It was a Monday morning and I had been doing my usual routine of pretty much nothing. It had been a comfortable two months as nothing was really going on and my workload comprised of small bug fixes and cosmetic tweaks to my only project. The HR rep came into our side of the office and had a quick private conversation with the IT Director (not my supervisor, just the most senior guy in the room that morning). After, the HR rep came up to me asked me to follow her to the CEO’s office.
“Am I in trouble?” I asked while walking out of the room.
“No, you’re not.” she said assuredly while chuckling.
I was able to relax myself as I sat down in front of the CEO’s desk. I thought to myself, “if I’m not in trouble, then I’m probably fine, it’s probably project related”. And that’s when he initiated the hard conversation of laying me off. At that moment, my heart sank. He went on to say that they were cutting the entire development department (all programmers). The company needed to figure things out and restructure a bit first, rather than just pay programmers like me to sit around and do nothing all day. They were nice about it and it all made sense. They even gave me severance and promises of glowing recommendations; it just wasn’t something I was ready to hear on a Monday morning. I felt bad for the other programmer who was still on vacation, and had to come back to a conversation like this.

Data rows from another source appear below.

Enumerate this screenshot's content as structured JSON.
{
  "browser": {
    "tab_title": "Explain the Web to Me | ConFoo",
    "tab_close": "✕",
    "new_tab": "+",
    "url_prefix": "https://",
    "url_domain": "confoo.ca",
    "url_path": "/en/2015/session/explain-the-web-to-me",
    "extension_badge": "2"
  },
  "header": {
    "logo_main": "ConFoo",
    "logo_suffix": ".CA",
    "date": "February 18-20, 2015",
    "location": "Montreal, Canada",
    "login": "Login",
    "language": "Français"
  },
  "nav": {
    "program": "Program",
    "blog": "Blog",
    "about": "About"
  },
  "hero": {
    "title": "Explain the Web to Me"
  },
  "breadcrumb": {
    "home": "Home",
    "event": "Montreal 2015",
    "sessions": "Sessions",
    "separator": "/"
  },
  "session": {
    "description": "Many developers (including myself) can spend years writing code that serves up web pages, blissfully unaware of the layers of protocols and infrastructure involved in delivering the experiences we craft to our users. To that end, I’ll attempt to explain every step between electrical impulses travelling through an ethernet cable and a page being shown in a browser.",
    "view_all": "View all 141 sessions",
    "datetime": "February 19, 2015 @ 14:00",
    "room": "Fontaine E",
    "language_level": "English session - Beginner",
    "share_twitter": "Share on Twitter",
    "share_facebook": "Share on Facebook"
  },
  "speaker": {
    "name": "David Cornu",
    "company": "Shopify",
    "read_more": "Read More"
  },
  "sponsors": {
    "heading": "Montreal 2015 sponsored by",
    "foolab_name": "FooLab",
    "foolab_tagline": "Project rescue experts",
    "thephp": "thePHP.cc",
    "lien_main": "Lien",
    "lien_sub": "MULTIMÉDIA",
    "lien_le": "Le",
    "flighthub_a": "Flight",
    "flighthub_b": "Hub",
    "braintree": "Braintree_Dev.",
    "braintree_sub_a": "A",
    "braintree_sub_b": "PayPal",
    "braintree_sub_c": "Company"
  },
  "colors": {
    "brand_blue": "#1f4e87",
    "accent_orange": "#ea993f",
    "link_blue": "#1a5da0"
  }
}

Funny fact, my initial sadness came from the fact that I had packages coming in that week and I wasn’t sure how I would retrieve them. Luckily they came in later that day.
I still finished out the working day. I asked the accountants for final revisions to their program before I packed my things and said my goodbyes. After I turned in my keys and parking badge, it was an eerily quiet drive home.
I got laid off. I’m unemployed again. Great.. Even though it’s not like I got fired for being an incompetent worker, it was still tilting.
What’s tilting? I did a quick Google search to help me define being “tilted” or “on tilt”:
The origin of the term comes from pinball machines where players would try to cheat the system by tilting the machine to move the ball around in their favor. In time, pinball machines were designed with a way to detect people tilting the machine and so the machine would shut down if they tried to cheat. Such is the case if you bumped the machine too much in Space Cadet Pinball from Windows XP.
“On tilt” then became a poker term used to describe someone who is letting their luck affect the way they play. For example, if someone has lost a bunch of hands in a row he or she might start playing recklessly to try to make up for it. This playing out-of-line is called playing “on tilt”.
Tilt is a poker term for a state of mental or emotional confusion or frustration in which a player adopts a less than optimal strategy, usually resulting in the player becoming over-aggressive in their play. The term is also commonly associated with multiplayer video games and the players that play them.
If you didn’t know, It’s not like I announced it or anything. Because it would probably have went something like this:
As for my journey of unemployment? More on that next time.